The Fair Debt Collection Practices Act FDCPA prohibits a creditor
The Fair Debt Collection Practices Act (FDCPA) prohibits a creditor from giving a debtor the false impression that a third party is involved in efforts to collect the debt owed to the creditor. North Shore Agency, Inc., is a debt collection firm. For many years, North Shore and Book-of-the-Month Club (BOMC) had an arrangement under which BOMC would send North Shore the names and addresses of any BOMC customers from whom BOMC had been unable to collect payment. North Shore would then send these customers a letter demanding payment of the sums BOMC had reported to North Shore as due. The demand letters instructed the customers to pay BOMC directly and stated that further collection efforts would be undertaken if payment was not made.
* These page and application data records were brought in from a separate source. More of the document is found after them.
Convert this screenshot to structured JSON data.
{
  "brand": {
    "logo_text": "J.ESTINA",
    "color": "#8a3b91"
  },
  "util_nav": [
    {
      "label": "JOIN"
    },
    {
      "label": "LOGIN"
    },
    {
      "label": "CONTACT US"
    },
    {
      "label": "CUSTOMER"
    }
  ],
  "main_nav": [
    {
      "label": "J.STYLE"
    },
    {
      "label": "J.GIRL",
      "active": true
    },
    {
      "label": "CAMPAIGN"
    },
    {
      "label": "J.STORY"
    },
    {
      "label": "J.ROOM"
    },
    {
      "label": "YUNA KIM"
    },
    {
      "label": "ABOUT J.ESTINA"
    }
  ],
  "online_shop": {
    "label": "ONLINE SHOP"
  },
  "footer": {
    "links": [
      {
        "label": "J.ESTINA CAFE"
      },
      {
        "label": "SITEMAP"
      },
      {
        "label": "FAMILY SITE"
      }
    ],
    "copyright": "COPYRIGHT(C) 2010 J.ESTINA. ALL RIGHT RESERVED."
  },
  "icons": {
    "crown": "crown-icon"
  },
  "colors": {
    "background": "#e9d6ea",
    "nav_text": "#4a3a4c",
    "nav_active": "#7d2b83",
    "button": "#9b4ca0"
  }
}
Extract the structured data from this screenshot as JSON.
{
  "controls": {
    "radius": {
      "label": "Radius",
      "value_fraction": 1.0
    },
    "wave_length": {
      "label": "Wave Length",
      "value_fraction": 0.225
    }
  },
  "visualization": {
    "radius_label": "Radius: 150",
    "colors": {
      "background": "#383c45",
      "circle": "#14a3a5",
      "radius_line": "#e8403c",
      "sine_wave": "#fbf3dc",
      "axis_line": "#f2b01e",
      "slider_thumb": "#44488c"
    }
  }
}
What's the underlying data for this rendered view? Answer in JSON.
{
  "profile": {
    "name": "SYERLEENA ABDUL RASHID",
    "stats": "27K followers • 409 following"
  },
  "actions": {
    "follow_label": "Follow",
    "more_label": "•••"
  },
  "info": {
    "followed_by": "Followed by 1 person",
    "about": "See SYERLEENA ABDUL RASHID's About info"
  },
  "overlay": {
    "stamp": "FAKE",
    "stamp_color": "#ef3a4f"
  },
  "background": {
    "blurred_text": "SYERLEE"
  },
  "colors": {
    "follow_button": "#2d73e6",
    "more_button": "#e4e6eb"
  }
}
If the demand letter to a given customer failed to elicit payment, BOMC would so notify North Shore, which would send a second demand letter. The process could be repeated a third time or even more times until either the customer paid BOMC or North Shore concluded that payment would not be forthcoming unless further collection efforts were made. BOMC paid North Shore a flat fee for every demand letter North Shore sent out. If a series of demand letters did not yield payment, it was up to North Shore whether to drop the matter-something it might often be likely to do because of the relatively small dollar amounts involved-or take other collection action. When North Shore took other collection action that resulted in payment, North Shore would keep 35 percent of the amount collected and remit the remainder to BOMC. Patricia White, a BOMC customer who had not made payment of $18.45, received a demand letter from North Shore. Alleging that BOMC and North Shore had violated the FDCPA, White brought a class action suit on behalf of herself and other similarly situated persons. In view of the frequent tendency of North Shore not to take legal action beyond sending demand letters, did BOMC and North Shore violate the FDCPA prohibition on creating a false impression that a third party is involved in efforts to collect a debt?

Membership TRY NOW
  • Access to 800,000+ Textbook Solutions
  • Ask any question from 24/7 available
  • Live Video Consultation with Tutors
  • 50,000+ Answers by Tutors
Relevant Tutors available to help